Twitter seems to have found a place in Japan. If you read the story, you realize it is cultural. People preferred to be anonymous and focus on their niche interests, and are happy to create multiple accounts. The usage is pretty high, as well. No wonder the Japanese advertisers aren’t afraid to spend on Twitter Japan —  $136 million last year. The good news can’t mask the same problems that make it a toxic cauldron of abuse, hatred, bullying, and trolling. Fun Fact: Japanese users used the “Like” button to save tweets to read later. And Twitter came up with the bookmarking feature.

Climate Change and What We Do About It (If Anything)


This post is by Jeff Carter from Points and Figures


Click here to view on the original site: Original Post




Listen to this podcast.   It’s super interesting.  The Climate Change debate has devolved into two factions.   Part of it is the “believers” have denounced the “deniers” as anti-science and Luddites.  The Climate Change people I hear in the media, and run into in my personal circles have a fanatical religious belief about it.  The only path is to use wind or solar energy and end fossil fuels, full stop.

The politicians traipsing through Iowa right now are trying to scare everyone.  As if the reason farmers can’t get their crop in this year is climate change.  It’s been extremely rainy and cold.  They forget that years like this happen from time to time and have all through history.

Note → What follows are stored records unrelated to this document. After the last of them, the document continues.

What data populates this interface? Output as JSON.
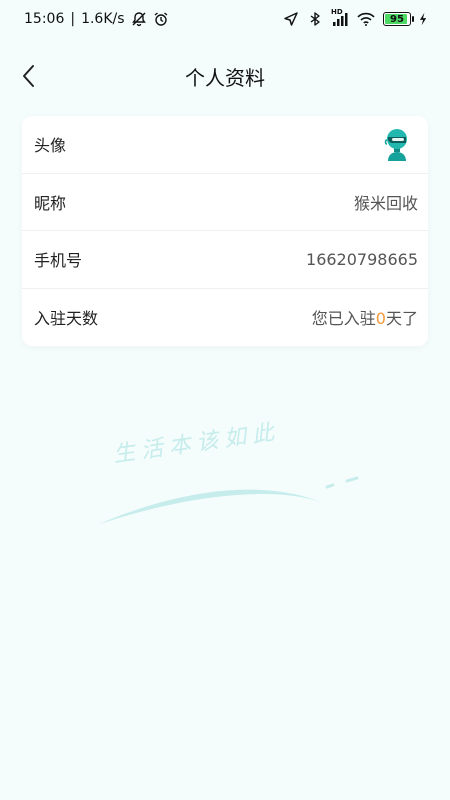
{
  "status_bar": {
    "time": "15:06",
    "separator": "|",
    "speed": "1.6K/s",
    "signal_label": "HD",
    "battery_level": "95"
  },
  "header": {
    "title": "个人资料"
  },
  "profile": {
    "rows": [
      {
        "label": "头像"
      },
      {
        "label": "昵称",
        "value": "猴米回收"
      },
      {
        "label": "手机号",
        "value": "16620798665"
      },
      {
        "label": "入驻天数",
        "value_prefix": "您已入驻",
        "value_days": "0",
        "value_suffix": "天了"
      }
    ]
  },
  "watermark": {
    "slogan": "生活本该如此"
  },
  "colors": {
    "background": "#f4fdfc",
    "accent_orange": "#f39a3b",
    "watermark": "#c6ecec",
    "avatar_teal": "#22b8b0"
  }
}
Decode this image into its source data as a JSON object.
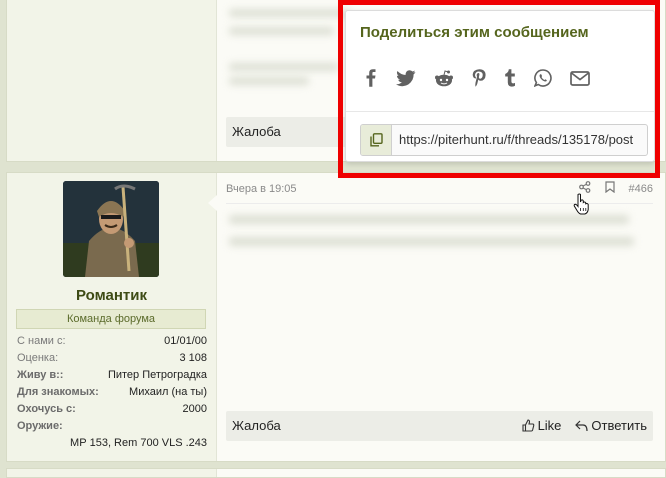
{
  "top_post": {
    "report_label": "Жалоба"
  },
  "post": {
    "date": "Вчера в 19:05",
    "post_number": "#466",
    "user": {
      "name": "Романтик",
      "role": "Команда форума",
      "stats": [
        {
          "label": "С нами с:",
          "value": "01/01/00",
          "bold": false
        },
        {
          "label": "Оценка:",
          "value": "3 108",
          "bold": false
        },
        {
          "label": "Живу в::",
          "value": "Питер Петроградка",
          "bold": true
        },
        {
          "label": "Для знакомых:",
          "value": "Михаил (на ты)",
          "bold": true
        },
        {
          "label": "Охочусь с:",
          "value": "2000",
          "bold": true
        },
        {
          "label": "Оружие:",
          "value": "",
          "bold": true
        }
      ],
      "weapon_value": "МР 153, Rem 700 VLS .243"
    },
    "footer": {
      "report_label": "Жалоба",
      "like_label": "Like",
      "reply_label": "Ответить"
    }
  },
  "share_popup": {
    "title": "Поделиться этим сообщением",
    "networks": [
      "facebook-icon",
      "twitter-icon",
      "reddit-icon",
      "pinterest-icon",
      "tumblr-icon",
      "whatsapp-icon",
      "email-icon"
    ],
    "url": "https://piterhunt.ru/f/threads/135178/post"
  },
  "colors": {
    "accent": "#55651d",
    "highlight_frame": "#ef0000"
  }
}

Lomborg deconstructs the issue through the use of really good data.  He’s not “for or against” climate change.  For example, we know Continue reading “Climate Change and What We Do About It (If Anything)”